Shouldn't it be "de la" if you want to say "soup of the tomato" ?
Yes, as I've seen it explained, de means it is substantially the thing that is the object of de. Une cuillère de cuivre = a copper spoon.
Using à means that it is flavored with the thing. Tomato soup is made mostly of either broth or milk, with a healthy dose of tomatoes added. Therefore, it takes the à.
Timor mortis conturbat me.
In both cases, the conversationnal implicature entails that tomatoes are the main ingredient of the soup, but I think that you can still add some other (e.g. in both you would put some salt at least, right?). So there might be a little nuance, but I am not very sensitive to it honestly... But thanks for the remark, I had not thought about it!

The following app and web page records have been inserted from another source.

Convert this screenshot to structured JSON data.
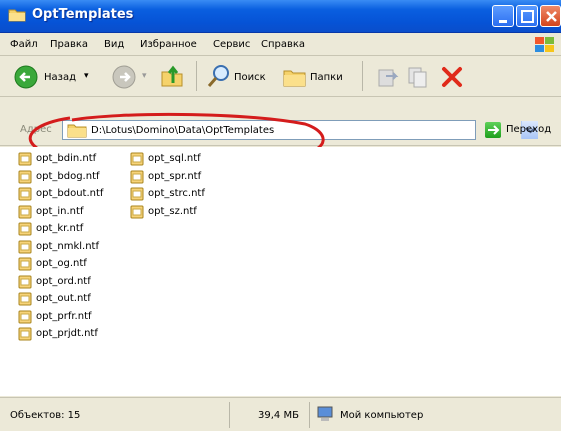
{
  "window": {
    "title": "OptTemplates",
    "title_icon": "folder-icon"
  },
  "menu": {
    "items": [
      "Файл",
      "Правка",
      "Вид",
      "Избранное",
      "Сервис",
      "Справка"
    ]
  },
  "toolbar": {
    "back_label": "Назад",
    "search_label": "Поиск",
    "folders_label": "Папки"
  },
  "address": {
    "label": "Адрес",
    "path": "D:\\Lotus\\Domino\\Data\\OptTemplates",
    "go_label": "Переход",
    "highlight_color": "#d41c1c"
  },
  "files": [
    "opt_bdin.ntf",
    "opt_bdog.ntf",
    "opt_bdout.ntf",
    "opt_in.ntf",
    "opt_kr.ntf",
    "opt_nmkl.ntf",
    "opt_og.ntf",
    "opt_ord.ntf",
    "opt_out.ntf",
    "opt_prfr.ntf",
    "opt_prjdt.ntf",
    "opt_sql.ntf",
    "opt_spr.ntf",
    "opt_strc.ntf",
    "opt_sz.ntf"
  ],
  "status": {
    "objects": "Объектов: 15",
    "size": "39,4 МБ",
    "location": "Мой компьютер"
  },
  "colors": {
    "titlebar": "#0a5fe0",
    "chrome": "#ece9d8",
    "close_button": "#d3441c"
  }
}
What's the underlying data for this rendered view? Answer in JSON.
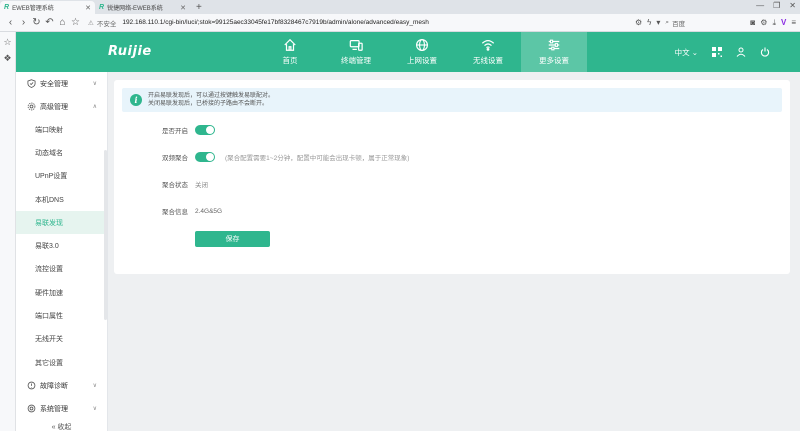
{
  "browser": {
    "tabs": [
      {
        "title": "EWEB管理系统",
        "active": true
      },
      {
        "title": "锐捷网络-EWEB系统",
        "active": false
      }
    ],
    "new_tab": "+",
    "insecure_label": "不安全",
    "url": "192.168.110.1/cgi-bin/luci/;stok=99125aec33045fe17bf8328467c7919b/admin/alone/advanced/easy_mesh",
    "search_placeholder": "百度",
    "window_controls": [
      "—",
      "❐",
      "✕"
    ]
  },
  "app": {
    "logo": "Ruijie",
    "brand_color": "#2fb68e",
    "nav": [
      {
        "label": "首页",
        "icon": "home-icon",
        "active": false
      },
      {
        "label": "终端管理",
        "icon": "devices-icon",
        "active": false
      },
      {
        "label": "上网设置",
        "icon": "globe-icon",
        "active": false
      },
      {
        "label": "无线设置",
        "icon": "wifi-icon",
        "active": false
      },
      {
        "label": "更多设置",
        "icon": "sliders-icon",
        "active": true
      }
    ],
    "language": "中文"
  },
  "sidebar": {
    "groups": [
      {
        "label": "安全管理",
        "icon": "shield-icon"
      },
      {
        "label": "高级管理",
        "icon": "settings-icon"
      }
    ],
    "items": [
      "端口映射",
      "动态域名",
      "UPnP设置",
      "本机DNS",
      "易联发现",
      "易联3.0",
      "流控设置",
      "硬件加速",
      "端口属性",
      "无线开关",
      "其它设置"
    ],
    "active_item": "易联发现",
    "bottom_groups": [
      {
        "label": "故障诊断",
        "icon": "diagnose-icon"
      },
      {
        "label": "系统管理",
        "icon": "system-icon"
      }
    ],
    "collapse_label": "« 收起"
  },
  "main": {
    "notice_lines": [
      "开启易联发现后，可以通过按键触发易联配对。",
      "关闭易联发现后，已桥接的子路由不会断开。"
    ],
    "fields": {
      "enable_label": "是否开启",
      "enable_on": true,
      "dual_label": "双频聚合",
      "dual_on": true,
      "dual_hint": "(聚合配置需要1~2分钟，配置中可能会出现卡顿，属于正常现象)",
      "status_label": "聚合状态",
      "status_value": "关闭",
      "info_label": "聚合信息",
      "info_value": "2.4G&5G"
    },
    "save_label": "保存"
  }
}
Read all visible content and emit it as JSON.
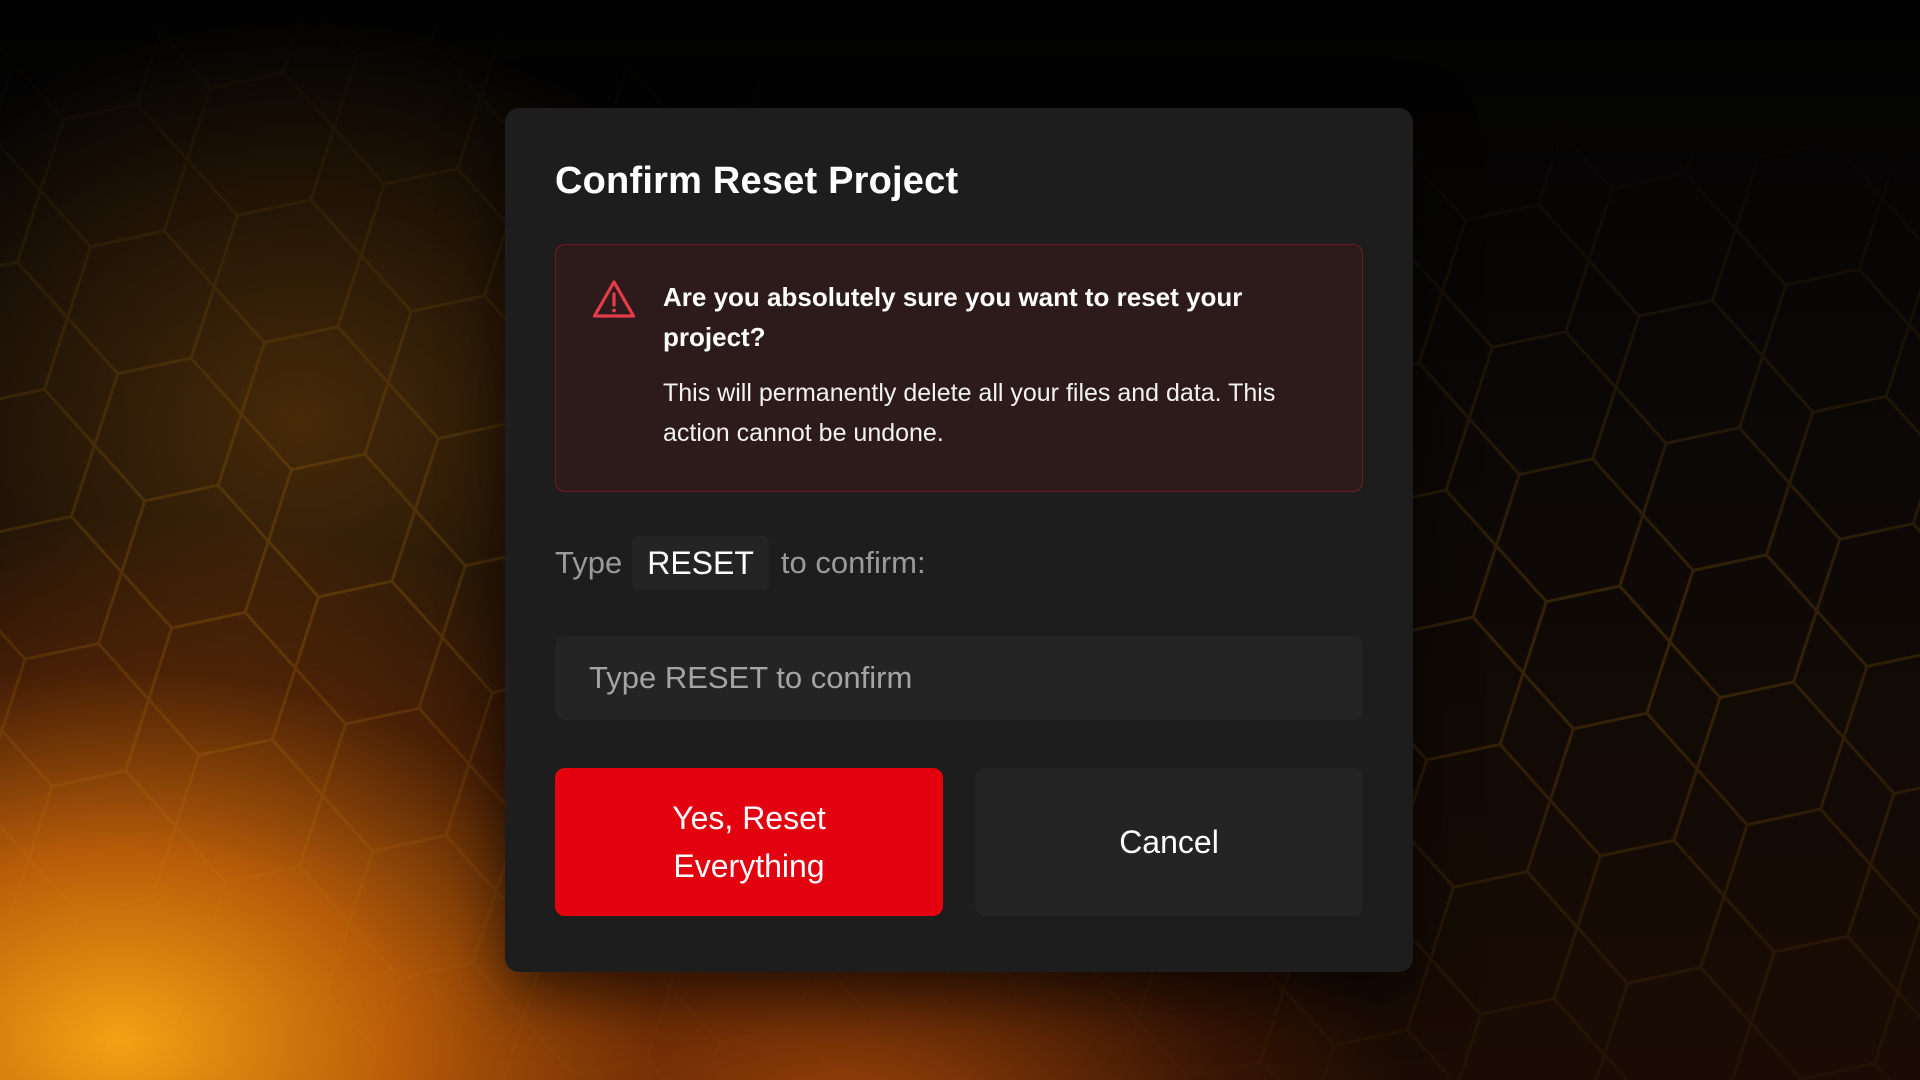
{
  "dialog": {
    "title": "Confirm Reset Project",
    "warning": {
      "icon": "alert-triangle-icon",
      "heading": "Are you absolutely sure you want to reset your project?",
      "body": "This will permanently delete all your files and data. This action cannot be undone."
    },
    "confirm_prompt": {
      "prefix": "Type",
      "code": "RESET",
      "suffix": "to confirm:"
    },
    "input": {
      "value": "",
      "placeholder": "Type RESET to confirm"
    },
    "buttons": {
      "confirm_label": "Yes, Reset Everything",
      "cancel_label": "Cancel"
    }
  },
  "colors": {
    "danger": "#e3000f",
    "modal_background": "#1d1d1d",
    "warning_background": "#2d1a1b",
    "warning_border": "#6a1f24",
    "accent_glow": "#ff9a10"
  }
}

Well, yes, when you translate it literally. But when you’re learning a language, translating literally into your own language often makes no sense. So in this case, you just have to accept that it means “tomato soup”. French usually doesn’t translate literally into English very well. And rightfully so!